Even assuming that the vault was left outside “over the weekend” simply to facilitate shipment, it just as plausibly could have been moved outside for Seaford’s benefit (i.e. to make room for a new customer). Thus, while this claim is pre-empted to the extent it seeks to recover for damages occurring while Seaford acted as a carrier “arranging for” the interstate transportation of Nachman’s belongings, that determination is a matter of fact for another day.

Duty of good faith

At this time, it remains unclear whether Nachman’s property was damaged partially or wholly during long-term storage, rather than during Seaford’s handling of the property as an interstate carrier. If breach of the Storage Contract claim is not pre-empted by the Carmack Amendment, it follows that an associated claim alleging breach of a discretionary duty established by that same contract is likewise not pre-empted.

Although the broad sweep of Carmack pre-emption appears to extend to the subsequent processing of claims for damages occurring during any part of the interstate transportation process, Nachman plausibly alleges a claim for a breach of the duty of good faith in the manner in which Seaford handled her damages claim under the discrete Storage Contract that was executed more than two years before any negotiations associated with hiring Seaford as an interstate carrier.

Negligence and fraud

Because the Carmack Amendment pre-empts any claim for damages resulting from loading activities, Nachman’s claims for negligence and fraud will be dismissed to the extent that they rely on such activities.

However, Nachman alleges sufficient facts to plausibly state a claim that Seaford acted negligently as a warehouseman in handling her effects during the years, months, weeks, or days leading up to the acts taken as a carrier in preparation for shipment.

Nachman also plausibly alleges that Seaford obtained knowledge of the wet condition of her property as a warehouseman-bailee and not only intentionally concealed that fact, but thereafter intentionally biased a third-party adjuster who evaluated her damages claim under the Storage Contract.

These allegations support Nachman’s negligence and fraud claims such that they survive dismissal.

Virginia Consumer Protection Act

It would be premature to conclude that Carmack pre-emption applies in light of Nachman’s allegations that Seaford engaged in intentional deception, fraud, and misrepresentations in processing her damages claims under the independent Storage Contract.

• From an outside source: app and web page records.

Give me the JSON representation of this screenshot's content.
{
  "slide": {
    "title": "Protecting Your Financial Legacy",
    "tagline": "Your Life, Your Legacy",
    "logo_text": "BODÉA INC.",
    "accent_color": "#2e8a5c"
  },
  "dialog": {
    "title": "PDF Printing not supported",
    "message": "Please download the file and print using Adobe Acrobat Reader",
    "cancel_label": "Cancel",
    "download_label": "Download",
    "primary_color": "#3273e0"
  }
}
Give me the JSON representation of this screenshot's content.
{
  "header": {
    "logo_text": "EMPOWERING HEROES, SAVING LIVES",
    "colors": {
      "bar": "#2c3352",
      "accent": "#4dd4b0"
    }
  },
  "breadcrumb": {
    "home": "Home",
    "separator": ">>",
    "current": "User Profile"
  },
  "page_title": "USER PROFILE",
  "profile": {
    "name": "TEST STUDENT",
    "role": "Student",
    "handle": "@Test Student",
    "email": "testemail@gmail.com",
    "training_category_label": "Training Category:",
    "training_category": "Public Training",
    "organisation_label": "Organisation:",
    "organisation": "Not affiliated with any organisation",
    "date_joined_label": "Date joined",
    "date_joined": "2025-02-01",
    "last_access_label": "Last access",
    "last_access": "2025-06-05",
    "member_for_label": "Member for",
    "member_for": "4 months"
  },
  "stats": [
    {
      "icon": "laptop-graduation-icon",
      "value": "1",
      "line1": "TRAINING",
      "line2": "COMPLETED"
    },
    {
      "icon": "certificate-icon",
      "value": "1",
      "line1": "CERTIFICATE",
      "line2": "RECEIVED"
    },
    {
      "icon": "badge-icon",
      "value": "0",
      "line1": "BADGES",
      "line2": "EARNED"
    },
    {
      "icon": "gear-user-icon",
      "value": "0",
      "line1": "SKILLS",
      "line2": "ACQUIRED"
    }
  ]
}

Because the claim survives at this early stage, so must Nachman’s assertion that she is entitled to statutory treble damages.

Motion to dismiss granted in part, denied in part.

Nachman v. Seaford Transfer Inc., Case No. 4:18cv62, Aug. 31, 2018. EDVA at Newport News (Davis). VLW No. 018-3-366, 16 pp.